However, the AEOI would only related to accounts that are officially in the name of Indian residents and they might include those used for business and other genuine purposes.
In an explanatory dossier on AEOI, the FDF said if a taxpayer in country A (India) has a bank account in Switzerland, the bank would disclose the financial account data to the Swiss authorities, which would automatically forward the information to the tax authorities in the country A (India).
The Indian authority would thus be able to examine the foreign financial account data and tax necessary action, if required, against the taxpayer.
The information would be grouped into three broad categories of identification, account and financial details.
The identity details would be name, address, date of birth and tax identification number, while account information would include the account number as also name and address of the financial institution.
The financial information would include interest income, dividends and other financial revenue, receipts from certain insurance policies, credit balances and proceeds from the sale of financial assets.
Besides India and Switzerland, a number of other countries have also signed the AEOI pacts as part of a global crackdown on tax evasion.
Financial account information was successfully exchanged by Switzerland with 36 jurisdictions for the first time in September 2018, while India would figure in the next set of such countries this year.
Switzerland agreed to begin the automatic information exchange with India after months-long process, including framing of new laws and their passage in their Parliament and review of necessary legal framework in India on data protection and confidentiality.
In its latest status report on the AEOI implementation, Switzerland's State Secretariat for International Finance (SIF) said India shared information with 58 partner countries during 2018 and it has "reasonable" confidentiality and data security laws.

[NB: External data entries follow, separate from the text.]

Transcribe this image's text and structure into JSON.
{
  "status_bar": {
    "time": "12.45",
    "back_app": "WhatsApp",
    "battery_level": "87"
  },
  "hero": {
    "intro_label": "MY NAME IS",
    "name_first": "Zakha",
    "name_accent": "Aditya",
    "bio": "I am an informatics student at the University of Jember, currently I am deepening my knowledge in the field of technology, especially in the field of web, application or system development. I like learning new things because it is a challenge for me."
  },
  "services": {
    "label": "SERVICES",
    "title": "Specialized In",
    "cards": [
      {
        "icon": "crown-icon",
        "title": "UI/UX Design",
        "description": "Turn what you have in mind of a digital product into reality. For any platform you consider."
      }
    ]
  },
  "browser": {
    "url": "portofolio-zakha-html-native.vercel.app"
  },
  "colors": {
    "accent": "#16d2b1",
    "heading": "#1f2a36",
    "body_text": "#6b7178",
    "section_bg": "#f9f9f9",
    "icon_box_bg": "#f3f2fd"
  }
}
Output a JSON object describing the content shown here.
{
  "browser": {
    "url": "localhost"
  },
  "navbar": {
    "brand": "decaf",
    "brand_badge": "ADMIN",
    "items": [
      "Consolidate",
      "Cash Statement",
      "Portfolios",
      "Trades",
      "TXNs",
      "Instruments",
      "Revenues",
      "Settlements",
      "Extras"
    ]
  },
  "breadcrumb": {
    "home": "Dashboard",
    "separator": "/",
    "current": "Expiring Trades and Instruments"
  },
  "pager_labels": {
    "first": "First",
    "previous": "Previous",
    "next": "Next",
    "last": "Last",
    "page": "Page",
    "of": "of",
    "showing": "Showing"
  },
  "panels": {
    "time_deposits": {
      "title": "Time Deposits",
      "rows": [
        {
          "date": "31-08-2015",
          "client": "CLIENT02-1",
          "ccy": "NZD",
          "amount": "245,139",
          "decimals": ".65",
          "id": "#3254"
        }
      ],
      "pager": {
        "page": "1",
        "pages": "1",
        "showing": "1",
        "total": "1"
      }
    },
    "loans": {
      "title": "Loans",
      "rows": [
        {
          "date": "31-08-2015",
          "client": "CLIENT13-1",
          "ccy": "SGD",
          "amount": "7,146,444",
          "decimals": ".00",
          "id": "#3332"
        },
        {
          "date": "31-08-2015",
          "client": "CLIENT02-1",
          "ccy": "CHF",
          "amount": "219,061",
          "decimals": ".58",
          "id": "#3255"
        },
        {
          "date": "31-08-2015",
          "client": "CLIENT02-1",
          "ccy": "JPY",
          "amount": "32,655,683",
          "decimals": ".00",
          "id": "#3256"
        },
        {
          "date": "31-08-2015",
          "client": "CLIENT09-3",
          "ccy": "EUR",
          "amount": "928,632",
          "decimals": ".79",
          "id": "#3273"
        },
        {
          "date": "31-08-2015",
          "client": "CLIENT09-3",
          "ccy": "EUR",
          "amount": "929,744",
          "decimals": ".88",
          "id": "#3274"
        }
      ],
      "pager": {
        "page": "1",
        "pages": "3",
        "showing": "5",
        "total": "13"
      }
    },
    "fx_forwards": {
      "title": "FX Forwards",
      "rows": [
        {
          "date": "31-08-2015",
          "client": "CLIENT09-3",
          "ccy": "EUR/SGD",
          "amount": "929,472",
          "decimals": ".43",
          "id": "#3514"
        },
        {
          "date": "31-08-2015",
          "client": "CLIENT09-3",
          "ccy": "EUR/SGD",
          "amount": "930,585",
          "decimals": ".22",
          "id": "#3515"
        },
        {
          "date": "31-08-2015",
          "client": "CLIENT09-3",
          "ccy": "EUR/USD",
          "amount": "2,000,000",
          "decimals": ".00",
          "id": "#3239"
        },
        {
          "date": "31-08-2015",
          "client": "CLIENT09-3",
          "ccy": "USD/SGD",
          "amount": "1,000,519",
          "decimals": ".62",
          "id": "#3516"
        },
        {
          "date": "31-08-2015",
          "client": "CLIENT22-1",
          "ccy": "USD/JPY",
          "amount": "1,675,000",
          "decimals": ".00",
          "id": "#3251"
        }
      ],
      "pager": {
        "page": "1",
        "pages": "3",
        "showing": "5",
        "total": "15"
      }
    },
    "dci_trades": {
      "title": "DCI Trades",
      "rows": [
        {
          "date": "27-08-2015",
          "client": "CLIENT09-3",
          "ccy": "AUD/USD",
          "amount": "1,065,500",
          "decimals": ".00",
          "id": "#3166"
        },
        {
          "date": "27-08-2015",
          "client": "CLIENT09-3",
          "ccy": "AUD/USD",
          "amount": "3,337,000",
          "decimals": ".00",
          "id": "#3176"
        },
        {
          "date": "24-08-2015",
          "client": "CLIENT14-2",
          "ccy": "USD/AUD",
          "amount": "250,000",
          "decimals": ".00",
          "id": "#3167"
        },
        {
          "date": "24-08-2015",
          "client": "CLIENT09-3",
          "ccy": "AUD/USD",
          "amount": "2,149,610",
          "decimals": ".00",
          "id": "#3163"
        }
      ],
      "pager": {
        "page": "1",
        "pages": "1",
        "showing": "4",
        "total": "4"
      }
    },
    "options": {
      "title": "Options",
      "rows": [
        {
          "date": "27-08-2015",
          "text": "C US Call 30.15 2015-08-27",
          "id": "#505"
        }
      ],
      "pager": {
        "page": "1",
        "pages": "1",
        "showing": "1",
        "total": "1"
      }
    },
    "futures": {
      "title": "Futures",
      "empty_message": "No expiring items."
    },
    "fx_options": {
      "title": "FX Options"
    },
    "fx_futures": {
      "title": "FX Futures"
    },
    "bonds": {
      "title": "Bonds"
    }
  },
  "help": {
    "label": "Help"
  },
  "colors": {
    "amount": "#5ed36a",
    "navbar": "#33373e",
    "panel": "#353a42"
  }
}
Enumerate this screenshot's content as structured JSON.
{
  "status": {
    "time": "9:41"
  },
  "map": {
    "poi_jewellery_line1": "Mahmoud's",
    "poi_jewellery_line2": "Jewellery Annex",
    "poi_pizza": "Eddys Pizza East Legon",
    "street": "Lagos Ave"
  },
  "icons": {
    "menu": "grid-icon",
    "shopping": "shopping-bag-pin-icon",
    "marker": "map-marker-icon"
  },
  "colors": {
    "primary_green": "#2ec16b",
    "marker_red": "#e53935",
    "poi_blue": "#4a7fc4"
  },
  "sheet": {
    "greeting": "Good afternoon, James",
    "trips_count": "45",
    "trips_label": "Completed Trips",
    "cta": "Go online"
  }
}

It found no "well-founded negative feedback" from other countries, individuals or companies to indicate that India has any relevant shortcomings in these laws.
The SIF also found India to have a good network of over 100 partner countries with mutual assistance treaties. It also did not come across any documented findings of serious human rights violations due to taxation or data exchange.
Also, the Swiss Embassy in Delhi submitted that matters like the AEOI framework and the cooperation from Switzerland were being talked about positively in India in connection with the country's fight against tax evasion and it was being seen as a significant tool to handle the black money problem.
This story has been published from a wire agency feed without modifications to the text. Only the headline has been changed.